(EXERCISE PROMPT): Within the listing below, tally the lines where the word "القاهرة" appears, and answer with nothing but the tally.

(RECORDS FOR THIS TASK):
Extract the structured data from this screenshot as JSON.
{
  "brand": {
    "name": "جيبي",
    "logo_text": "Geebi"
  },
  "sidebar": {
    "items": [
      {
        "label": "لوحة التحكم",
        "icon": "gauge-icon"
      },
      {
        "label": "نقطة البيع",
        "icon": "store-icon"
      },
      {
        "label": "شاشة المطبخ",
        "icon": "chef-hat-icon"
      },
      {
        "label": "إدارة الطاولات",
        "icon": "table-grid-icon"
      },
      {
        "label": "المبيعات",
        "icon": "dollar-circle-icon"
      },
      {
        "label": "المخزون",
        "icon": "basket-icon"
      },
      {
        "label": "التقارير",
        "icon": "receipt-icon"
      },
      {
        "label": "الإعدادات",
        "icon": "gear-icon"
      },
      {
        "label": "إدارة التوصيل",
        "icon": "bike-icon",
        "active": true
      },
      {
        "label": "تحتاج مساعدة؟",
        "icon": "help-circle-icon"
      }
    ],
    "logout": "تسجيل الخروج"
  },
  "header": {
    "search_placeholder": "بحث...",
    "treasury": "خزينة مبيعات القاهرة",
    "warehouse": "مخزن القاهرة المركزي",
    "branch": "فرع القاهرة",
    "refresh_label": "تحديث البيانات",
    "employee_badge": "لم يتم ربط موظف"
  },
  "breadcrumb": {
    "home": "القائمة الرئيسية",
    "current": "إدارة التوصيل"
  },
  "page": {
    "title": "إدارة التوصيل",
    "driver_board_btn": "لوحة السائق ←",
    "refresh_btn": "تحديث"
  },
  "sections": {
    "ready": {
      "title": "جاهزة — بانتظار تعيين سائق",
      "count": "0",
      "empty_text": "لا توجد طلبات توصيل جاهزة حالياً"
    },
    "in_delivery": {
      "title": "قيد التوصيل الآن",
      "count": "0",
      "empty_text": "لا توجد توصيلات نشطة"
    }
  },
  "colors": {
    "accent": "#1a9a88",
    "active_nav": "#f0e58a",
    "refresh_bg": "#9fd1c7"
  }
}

(SOLUTION FOR THIS EXERCISE): 3